The company is choosing to maintain the app model used by the open-source Iobio platform because it believes that by focusing on specific questions, "we can create simpler, more intuitive user interfaces and craft custom visualizations that better suit not only the type of data generated but also the specific answers the user may be after," Miller told GenomeWeb. But it does have plans in place to integrate apps in some fashion to provide a more seamless analysis experience. So, for example, a clinical researcher could use the Multibam.iobio web application to obtain project- or study-level quality assurance or control metrics for their sequence data and then link to Bam.iobio to get sample-level quality assurance metrics, Miller explained. Furthermore, all the apps will eventually "make use of a single login and data management infrastructure that will provide authentication [or] authorization and data access across all our web apps," he said.

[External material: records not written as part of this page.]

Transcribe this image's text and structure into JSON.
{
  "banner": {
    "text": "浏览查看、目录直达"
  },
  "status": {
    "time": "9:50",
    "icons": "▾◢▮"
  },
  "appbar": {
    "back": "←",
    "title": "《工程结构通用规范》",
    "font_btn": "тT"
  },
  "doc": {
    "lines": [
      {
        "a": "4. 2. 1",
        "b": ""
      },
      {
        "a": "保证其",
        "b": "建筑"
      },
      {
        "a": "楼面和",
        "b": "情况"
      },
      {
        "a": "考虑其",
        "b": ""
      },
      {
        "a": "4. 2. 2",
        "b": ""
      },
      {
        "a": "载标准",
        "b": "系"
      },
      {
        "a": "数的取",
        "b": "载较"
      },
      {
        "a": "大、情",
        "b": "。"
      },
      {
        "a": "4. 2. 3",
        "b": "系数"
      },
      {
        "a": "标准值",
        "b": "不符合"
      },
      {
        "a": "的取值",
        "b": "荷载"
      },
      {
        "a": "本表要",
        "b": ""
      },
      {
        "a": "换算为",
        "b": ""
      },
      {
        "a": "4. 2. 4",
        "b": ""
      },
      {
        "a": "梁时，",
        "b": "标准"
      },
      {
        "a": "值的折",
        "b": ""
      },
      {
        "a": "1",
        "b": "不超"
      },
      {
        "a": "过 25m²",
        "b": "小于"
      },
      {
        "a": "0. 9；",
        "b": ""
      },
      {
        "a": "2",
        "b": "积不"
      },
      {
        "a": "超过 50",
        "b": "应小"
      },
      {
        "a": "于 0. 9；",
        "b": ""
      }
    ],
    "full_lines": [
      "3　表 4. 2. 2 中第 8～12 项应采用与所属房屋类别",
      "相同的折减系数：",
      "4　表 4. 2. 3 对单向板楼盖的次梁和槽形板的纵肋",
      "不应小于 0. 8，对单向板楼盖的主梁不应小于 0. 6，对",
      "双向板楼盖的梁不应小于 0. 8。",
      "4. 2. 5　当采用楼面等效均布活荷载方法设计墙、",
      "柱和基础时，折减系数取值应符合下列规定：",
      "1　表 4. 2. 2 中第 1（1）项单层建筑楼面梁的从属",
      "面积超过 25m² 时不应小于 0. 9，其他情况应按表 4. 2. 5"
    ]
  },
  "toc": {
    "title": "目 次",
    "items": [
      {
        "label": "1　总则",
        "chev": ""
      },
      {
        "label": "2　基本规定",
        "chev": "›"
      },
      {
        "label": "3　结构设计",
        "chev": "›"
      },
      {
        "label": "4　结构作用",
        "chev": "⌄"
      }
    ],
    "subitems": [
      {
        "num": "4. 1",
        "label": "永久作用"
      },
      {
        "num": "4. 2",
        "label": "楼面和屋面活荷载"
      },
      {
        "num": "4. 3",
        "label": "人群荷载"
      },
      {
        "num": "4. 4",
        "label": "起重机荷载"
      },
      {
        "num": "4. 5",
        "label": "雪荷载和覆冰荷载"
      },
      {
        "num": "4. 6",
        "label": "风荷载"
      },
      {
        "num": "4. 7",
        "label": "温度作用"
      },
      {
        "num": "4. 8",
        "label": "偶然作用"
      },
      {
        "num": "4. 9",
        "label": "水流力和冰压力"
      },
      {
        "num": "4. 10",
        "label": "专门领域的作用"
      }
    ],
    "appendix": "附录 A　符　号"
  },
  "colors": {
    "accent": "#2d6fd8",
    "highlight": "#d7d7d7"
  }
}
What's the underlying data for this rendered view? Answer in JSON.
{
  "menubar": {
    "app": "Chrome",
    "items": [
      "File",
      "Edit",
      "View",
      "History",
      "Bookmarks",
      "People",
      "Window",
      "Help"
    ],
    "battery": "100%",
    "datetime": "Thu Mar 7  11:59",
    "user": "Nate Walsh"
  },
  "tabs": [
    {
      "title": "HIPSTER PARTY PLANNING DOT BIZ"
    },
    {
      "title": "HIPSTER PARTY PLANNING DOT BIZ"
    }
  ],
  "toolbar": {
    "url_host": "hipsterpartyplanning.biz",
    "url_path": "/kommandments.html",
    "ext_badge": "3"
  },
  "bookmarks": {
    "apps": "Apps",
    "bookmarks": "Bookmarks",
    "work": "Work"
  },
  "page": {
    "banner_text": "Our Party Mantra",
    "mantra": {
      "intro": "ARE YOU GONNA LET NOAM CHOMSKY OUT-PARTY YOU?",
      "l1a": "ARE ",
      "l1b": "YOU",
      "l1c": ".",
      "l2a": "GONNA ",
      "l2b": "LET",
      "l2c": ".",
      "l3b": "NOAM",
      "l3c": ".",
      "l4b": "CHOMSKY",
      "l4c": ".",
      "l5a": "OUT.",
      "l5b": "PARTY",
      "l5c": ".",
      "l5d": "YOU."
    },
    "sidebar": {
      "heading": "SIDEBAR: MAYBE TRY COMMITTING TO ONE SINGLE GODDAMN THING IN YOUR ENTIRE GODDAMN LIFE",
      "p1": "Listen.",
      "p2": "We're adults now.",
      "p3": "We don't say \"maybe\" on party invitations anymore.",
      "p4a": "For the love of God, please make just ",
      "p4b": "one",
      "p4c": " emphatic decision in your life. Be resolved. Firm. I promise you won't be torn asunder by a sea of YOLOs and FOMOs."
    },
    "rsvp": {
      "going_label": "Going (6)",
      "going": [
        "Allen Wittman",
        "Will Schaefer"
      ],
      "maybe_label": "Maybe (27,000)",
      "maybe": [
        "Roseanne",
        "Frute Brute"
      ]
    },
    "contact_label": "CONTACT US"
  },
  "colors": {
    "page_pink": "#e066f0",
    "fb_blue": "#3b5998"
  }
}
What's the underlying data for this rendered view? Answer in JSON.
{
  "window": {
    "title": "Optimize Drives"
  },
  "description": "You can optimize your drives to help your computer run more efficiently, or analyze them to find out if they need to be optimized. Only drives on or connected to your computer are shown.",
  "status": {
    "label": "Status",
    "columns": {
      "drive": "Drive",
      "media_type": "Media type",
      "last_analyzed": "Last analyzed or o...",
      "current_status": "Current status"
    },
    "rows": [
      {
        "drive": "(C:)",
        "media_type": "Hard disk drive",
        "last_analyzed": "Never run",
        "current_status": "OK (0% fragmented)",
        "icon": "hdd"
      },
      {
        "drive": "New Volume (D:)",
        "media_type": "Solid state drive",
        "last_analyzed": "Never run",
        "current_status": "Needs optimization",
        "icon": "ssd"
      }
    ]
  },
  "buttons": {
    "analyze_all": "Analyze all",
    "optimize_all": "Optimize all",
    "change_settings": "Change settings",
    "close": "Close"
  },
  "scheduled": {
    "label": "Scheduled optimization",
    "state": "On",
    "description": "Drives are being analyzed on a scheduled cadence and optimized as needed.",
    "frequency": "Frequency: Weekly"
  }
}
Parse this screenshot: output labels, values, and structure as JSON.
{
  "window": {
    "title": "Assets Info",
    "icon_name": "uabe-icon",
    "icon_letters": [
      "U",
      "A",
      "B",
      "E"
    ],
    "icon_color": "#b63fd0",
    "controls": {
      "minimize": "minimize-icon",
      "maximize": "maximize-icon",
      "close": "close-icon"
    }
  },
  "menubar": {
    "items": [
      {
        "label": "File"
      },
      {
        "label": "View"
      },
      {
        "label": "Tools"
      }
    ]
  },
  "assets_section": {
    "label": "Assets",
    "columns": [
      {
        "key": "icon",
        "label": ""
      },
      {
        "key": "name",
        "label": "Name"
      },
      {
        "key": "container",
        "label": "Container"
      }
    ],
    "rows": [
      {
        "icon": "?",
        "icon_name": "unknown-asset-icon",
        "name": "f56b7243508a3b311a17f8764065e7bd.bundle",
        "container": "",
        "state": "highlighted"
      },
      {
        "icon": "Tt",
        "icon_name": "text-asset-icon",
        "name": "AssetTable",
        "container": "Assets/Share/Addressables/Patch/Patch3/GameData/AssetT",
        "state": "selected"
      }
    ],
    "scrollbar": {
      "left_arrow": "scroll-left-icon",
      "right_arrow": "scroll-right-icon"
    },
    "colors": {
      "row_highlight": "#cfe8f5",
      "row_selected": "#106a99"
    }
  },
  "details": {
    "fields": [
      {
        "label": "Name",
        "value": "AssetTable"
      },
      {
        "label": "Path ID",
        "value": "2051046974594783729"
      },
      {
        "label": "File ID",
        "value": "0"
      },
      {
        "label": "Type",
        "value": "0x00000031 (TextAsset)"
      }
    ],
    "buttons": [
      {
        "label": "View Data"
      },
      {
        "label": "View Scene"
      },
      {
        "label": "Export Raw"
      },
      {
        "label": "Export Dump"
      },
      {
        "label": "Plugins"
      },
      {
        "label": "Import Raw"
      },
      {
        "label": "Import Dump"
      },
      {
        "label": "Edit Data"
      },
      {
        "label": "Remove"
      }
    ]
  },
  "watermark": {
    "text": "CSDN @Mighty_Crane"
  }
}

Frameshift sees opportunities to collaborate with other players in the market, such as Illumina's BaseSpace. "We believe the Iobio tools are complementary to those available on BaseSpace, providing functionality that is not otherwise available," Miller said. In fact, the company is currently working with BaseSpace developers to add Bam.iobio, Vcf.iobio, and Gene.iobio to the Illumina app store. The move would allow existing BaseSpace customers who already have their data stored on the cloud to analyze the data with the Iobio tools. Also, "all the data access and authentication steps are handled and we can concentrate on providing effective quality control and analysis tools," Miller said.

Frameshift currently has three employees but there are several additional people working on the open-source Iobio platform, which is helping to push commercial development efforts forward. The company also plans to continue offering free versions of Iobio apps. In fact, it might not create commercial versions of some apps. Miller told GenomeWeb that Bam.iobio and Vcf.iobio will likely always be available for free. Meanwhile, Frameshift is currently seeking additional grant funding for Gene.iobio and other applications that it will develop later on. Future apps could focus on analyzing somatic mutations in tumors, Ward said. "One of our biggest problems is not what things we should be tackling next [but] how much time we have," he said.